[RAW DATA — start]
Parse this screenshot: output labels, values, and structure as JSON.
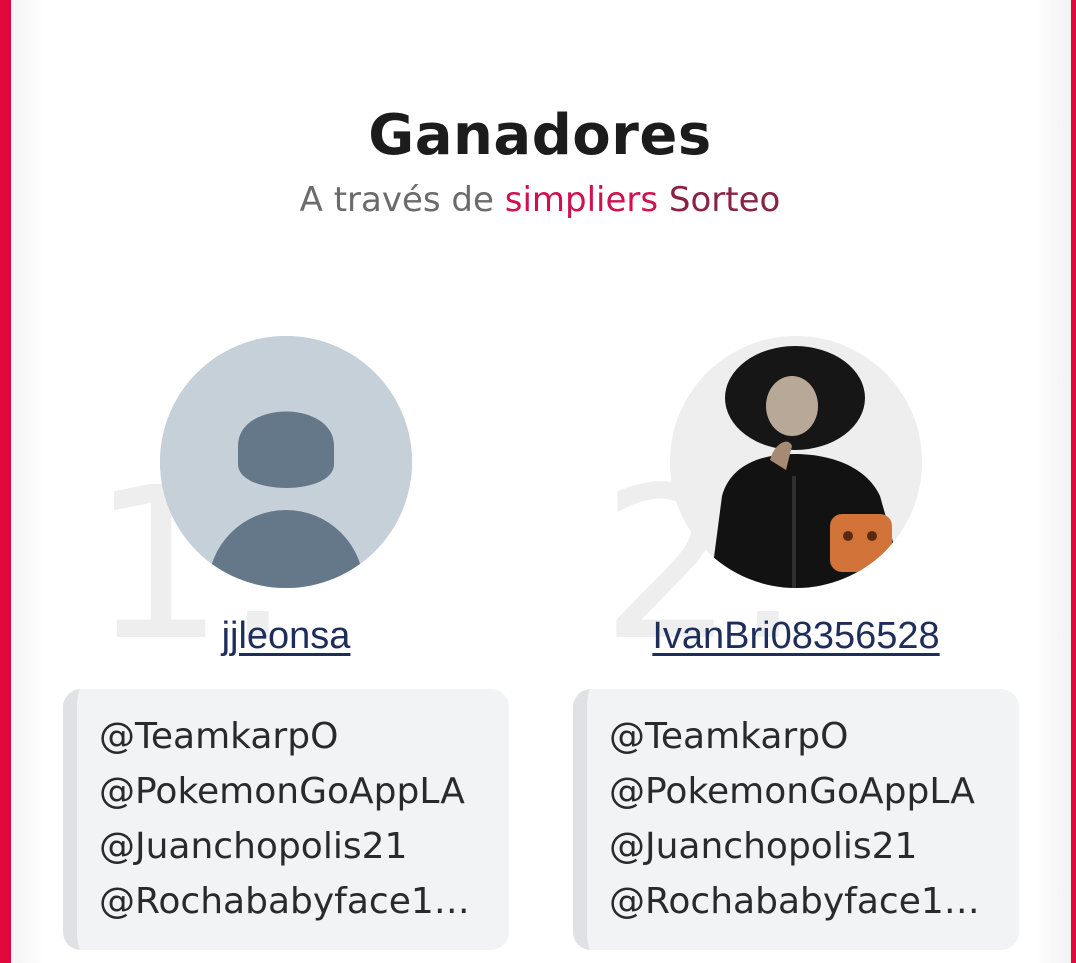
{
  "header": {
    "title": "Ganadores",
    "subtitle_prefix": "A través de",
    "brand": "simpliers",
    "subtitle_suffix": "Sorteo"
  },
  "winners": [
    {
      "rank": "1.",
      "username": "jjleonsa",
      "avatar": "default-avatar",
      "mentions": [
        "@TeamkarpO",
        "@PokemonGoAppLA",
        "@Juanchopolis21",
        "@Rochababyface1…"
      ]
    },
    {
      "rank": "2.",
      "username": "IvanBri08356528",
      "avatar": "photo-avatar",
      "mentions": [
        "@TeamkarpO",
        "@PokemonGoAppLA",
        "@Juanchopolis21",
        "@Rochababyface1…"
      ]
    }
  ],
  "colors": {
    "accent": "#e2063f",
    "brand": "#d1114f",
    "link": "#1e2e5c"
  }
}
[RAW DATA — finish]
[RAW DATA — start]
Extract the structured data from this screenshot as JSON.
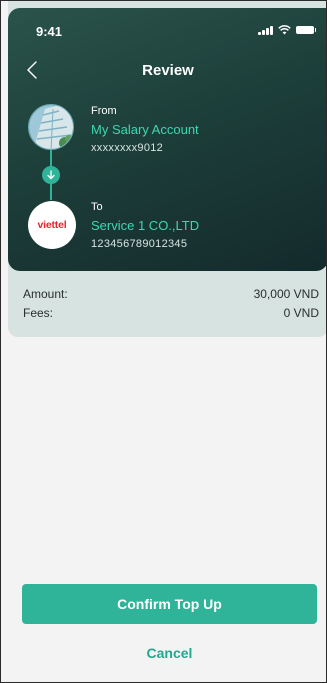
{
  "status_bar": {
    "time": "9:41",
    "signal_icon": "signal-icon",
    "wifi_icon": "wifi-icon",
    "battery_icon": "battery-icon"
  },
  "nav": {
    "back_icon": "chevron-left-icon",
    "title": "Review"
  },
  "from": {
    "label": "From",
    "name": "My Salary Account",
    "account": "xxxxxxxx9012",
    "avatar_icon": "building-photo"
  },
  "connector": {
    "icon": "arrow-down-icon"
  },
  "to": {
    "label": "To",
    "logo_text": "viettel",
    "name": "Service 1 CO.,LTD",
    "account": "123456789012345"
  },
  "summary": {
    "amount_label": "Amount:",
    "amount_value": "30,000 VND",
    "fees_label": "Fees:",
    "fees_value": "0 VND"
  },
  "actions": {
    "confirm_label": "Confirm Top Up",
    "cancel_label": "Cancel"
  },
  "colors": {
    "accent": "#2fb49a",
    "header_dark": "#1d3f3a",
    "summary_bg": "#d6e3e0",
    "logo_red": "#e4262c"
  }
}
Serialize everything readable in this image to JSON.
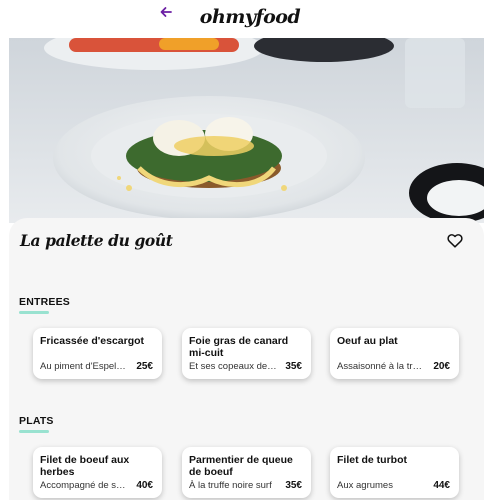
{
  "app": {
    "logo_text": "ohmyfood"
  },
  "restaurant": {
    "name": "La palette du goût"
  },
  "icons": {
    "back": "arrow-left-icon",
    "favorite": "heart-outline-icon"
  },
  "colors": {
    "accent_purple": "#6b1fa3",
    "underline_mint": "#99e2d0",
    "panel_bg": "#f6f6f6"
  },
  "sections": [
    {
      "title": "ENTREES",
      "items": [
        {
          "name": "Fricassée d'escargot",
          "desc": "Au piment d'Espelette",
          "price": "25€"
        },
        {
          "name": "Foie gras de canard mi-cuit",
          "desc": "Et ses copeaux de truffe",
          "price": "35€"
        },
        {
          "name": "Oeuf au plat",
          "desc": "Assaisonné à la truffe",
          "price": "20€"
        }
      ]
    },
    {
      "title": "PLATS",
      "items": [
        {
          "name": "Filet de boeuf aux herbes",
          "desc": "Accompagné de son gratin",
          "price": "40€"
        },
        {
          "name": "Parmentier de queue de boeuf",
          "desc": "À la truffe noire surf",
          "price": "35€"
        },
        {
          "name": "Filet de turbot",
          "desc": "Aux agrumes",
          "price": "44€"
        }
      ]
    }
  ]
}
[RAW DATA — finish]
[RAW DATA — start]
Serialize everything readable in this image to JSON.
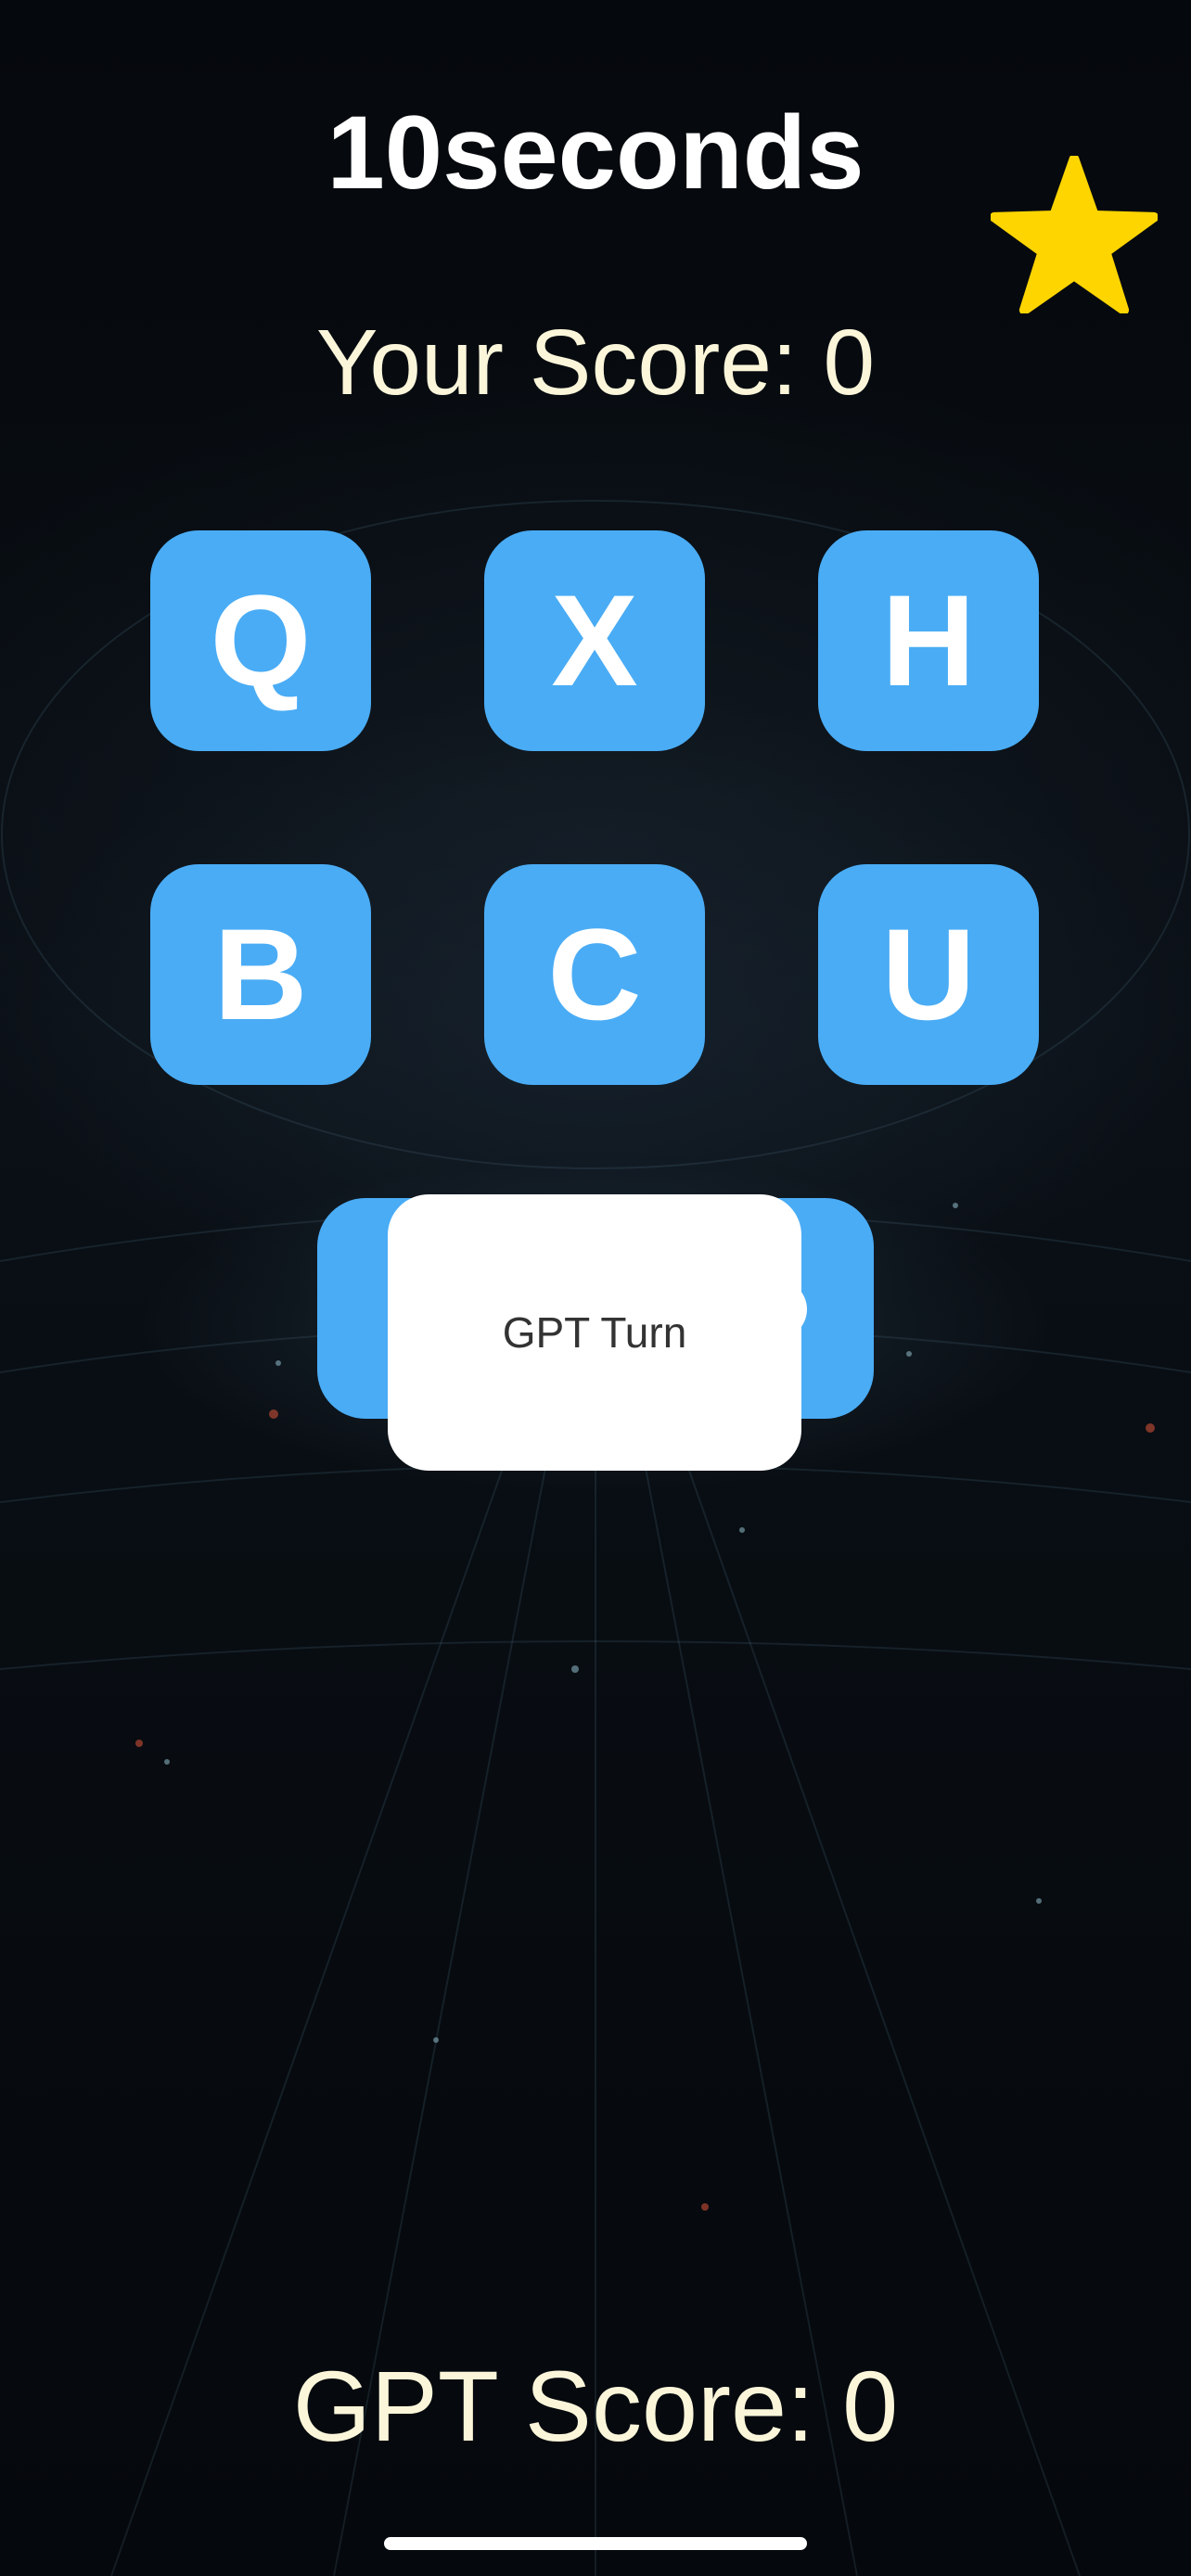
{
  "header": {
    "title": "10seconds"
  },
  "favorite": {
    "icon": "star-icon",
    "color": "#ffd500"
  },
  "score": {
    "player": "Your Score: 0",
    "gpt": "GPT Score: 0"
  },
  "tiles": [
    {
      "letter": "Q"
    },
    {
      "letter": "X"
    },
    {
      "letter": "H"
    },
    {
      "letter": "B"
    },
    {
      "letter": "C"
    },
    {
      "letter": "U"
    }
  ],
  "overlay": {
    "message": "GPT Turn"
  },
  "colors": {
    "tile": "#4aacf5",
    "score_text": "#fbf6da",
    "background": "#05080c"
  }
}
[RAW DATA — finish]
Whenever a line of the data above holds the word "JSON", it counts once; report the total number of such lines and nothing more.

| RESPONSE |
4